Vasatiya fell down on the earth, deprived of life.
Beholding Vasatiya slain, many bulls among Kshatriyas
became filled with wrath, and surrounded thy grandson,
O king, from a desire of slaying him. They approached
him, stretching their countless bows of diverse kinds,
and the battle then that took place between the son
of Subhadra and his foes was exceedingly fierce.
Then the son of Phalguni, filled with wrath, cut off
their arrows and bows, and diverse limbs of their bodies,
and their heads decked with ear-rings and floral garlands.
And arms were seen lopped off, that were adorned with
various ornaments of gold, and that Still held scimitars
and spiked maces and battle-axes and the fingers of
which were still cased in leathern gloves. [And the
earth became strewn] with floral wreaths and ornaments
and cloths, with fallen standards, with coats of mail
and shields and golden chains and diadems and umbrellas
and yak-tails; with Upashkaras and Adhishthanas, and
Dandakas, and Vandhuras with crushed Akshas, broken
wheels, and yokes, numbering thousands, with Anukarashas,
and banners, and charioteers, and steeds; as also with
broken cars, and elephants, and steeds. The field
of battle, strewn with slain Kshatriyas endued (while
living) with great heroism,—rulers of diverse
realms, inspired with desire of victory,—presented
a fearful sight. When Abhimanyu angrily careered
over the field of battle in all directions, his very
form became invisible. Only his coat of mail,
decked with gold, his ornaments, and bow and shafts,
could be seen. Indeed, while he slew the hostile
warriors by means of his shafts, staying in their
midst like the sun himself in his blazing effulgence,
none could gaze at him with his eyes.’”

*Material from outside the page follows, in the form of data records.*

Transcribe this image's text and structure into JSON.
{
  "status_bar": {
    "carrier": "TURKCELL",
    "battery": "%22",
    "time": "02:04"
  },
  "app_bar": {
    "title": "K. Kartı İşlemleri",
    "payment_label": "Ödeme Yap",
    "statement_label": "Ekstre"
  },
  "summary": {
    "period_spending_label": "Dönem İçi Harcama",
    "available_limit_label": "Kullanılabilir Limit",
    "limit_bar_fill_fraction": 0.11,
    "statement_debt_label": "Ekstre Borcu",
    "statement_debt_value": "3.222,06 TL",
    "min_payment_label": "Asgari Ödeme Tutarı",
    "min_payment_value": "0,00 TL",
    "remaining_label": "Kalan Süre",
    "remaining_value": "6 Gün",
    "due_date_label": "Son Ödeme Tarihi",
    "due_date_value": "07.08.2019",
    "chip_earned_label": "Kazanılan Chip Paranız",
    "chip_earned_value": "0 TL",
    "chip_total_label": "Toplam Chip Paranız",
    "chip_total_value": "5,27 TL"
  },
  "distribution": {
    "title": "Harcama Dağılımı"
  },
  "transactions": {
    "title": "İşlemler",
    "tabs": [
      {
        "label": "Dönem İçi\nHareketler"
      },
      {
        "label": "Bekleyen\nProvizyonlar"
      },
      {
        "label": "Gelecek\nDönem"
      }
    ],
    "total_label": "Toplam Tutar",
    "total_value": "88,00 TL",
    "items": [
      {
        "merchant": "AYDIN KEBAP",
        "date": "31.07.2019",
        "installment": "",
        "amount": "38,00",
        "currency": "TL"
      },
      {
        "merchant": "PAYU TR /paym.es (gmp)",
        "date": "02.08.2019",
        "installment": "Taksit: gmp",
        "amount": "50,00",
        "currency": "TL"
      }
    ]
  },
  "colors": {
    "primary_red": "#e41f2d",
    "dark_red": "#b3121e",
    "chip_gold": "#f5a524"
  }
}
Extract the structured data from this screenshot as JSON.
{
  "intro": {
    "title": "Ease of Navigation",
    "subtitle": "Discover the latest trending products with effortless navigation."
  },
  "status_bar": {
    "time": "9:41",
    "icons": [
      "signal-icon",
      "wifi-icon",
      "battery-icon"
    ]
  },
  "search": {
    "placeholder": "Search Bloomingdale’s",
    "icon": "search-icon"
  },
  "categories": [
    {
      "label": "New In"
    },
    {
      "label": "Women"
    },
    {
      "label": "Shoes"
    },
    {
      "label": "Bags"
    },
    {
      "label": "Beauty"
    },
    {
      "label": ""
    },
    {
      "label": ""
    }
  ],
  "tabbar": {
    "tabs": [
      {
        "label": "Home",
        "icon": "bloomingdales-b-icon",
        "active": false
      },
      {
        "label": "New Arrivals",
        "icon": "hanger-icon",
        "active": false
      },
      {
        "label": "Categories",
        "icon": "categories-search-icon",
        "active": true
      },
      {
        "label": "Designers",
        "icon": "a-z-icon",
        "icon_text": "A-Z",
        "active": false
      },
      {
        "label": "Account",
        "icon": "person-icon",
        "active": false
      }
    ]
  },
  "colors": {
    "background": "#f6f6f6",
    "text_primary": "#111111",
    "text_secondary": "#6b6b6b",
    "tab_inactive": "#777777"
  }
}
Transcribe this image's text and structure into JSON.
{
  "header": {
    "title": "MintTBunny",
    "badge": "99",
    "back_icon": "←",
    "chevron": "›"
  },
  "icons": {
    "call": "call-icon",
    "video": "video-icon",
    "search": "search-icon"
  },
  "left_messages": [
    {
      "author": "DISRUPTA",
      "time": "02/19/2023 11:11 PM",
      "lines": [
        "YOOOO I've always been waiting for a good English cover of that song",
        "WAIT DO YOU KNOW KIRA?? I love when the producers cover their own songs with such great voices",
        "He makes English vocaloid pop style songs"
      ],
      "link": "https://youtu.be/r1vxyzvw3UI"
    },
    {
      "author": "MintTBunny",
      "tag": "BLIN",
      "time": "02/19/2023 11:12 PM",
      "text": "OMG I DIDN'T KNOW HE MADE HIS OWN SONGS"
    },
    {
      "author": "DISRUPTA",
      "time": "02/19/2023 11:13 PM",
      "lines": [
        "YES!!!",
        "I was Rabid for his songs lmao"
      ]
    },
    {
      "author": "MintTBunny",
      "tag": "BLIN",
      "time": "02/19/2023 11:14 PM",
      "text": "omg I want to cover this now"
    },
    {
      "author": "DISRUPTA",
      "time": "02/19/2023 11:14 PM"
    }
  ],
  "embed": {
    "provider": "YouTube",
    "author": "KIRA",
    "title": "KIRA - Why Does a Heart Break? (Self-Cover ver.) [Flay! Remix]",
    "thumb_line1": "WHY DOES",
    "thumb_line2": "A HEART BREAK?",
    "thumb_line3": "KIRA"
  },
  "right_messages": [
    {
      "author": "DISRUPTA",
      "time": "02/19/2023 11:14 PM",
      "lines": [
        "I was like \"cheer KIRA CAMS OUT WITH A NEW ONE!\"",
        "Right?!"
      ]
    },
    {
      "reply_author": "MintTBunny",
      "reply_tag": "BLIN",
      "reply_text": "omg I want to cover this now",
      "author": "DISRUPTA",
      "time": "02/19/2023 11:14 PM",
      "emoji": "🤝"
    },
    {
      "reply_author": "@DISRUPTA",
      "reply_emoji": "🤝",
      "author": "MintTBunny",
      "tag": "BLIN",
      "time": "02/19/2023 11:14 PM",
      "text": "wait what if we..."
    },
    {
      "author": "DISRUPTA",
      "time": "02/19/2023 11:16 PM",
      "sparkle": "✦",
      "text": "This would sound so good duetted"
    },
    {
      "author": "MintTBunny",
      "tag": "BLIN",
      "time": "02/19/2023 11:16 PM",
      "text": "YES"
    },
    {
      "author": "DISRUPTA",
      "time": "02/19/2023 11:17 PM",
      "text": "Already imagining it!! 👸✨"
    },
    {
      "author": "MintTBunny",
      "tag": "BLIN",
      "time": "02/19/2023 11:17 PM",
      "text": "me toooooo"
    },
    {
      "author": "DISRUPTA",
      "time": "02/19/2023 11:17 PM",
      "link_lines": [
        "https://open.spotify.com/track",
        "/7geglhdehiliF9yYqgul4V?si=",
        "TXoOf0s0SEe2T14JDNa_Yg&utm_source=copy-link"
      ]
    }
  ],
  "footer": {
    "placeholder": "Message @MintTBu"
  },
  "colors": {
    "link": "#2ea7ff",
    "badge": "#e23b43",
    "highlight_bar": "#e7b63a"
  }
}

“Sanjaya said, ’Engaged in taking the
lives of brave warriors, Arjuna’s son then resembled
the Destroyer himself, when the latter takes the lives
of all creatures on the arrival of the Universal Dissolution.
Possessed of prowess resembling that of Sakra himself,
the mighty son of Sakra’s son, viz., Abhimanyu,
agitating the Katirava army looked exceedingly resplendent.
Penetrating into the Katirava host, O king, that destroyer
of foremost Kshatriyas resembling Yama himself, seized
Satvasravas, like an infuriated tiger seizing a deer.
Beholding Satyasrayas, seized by him, many mighty
car-warriors, taking up diverse kinds of weapons, rushed
upon him. Indeed, those bulls among Kshatriyas,
from a spirit of rivalry, rushed at the son of Arjuna
from desire of slaying him, all exclaiming, ‘I
shall go first, I shall go first!’ As a whale
in the sea obtaining a shoal of small fish seizes
them with the greatest ease, even so did Abhimanyu
receive that whole division of the rushing Kshatriyas.
Like rivers that never go back when they approach
the sea, none amongst those unretreating Kshatriyas
turned back when they approached Abhimanyu. That
army then reeled like a boat tossed on the ocean when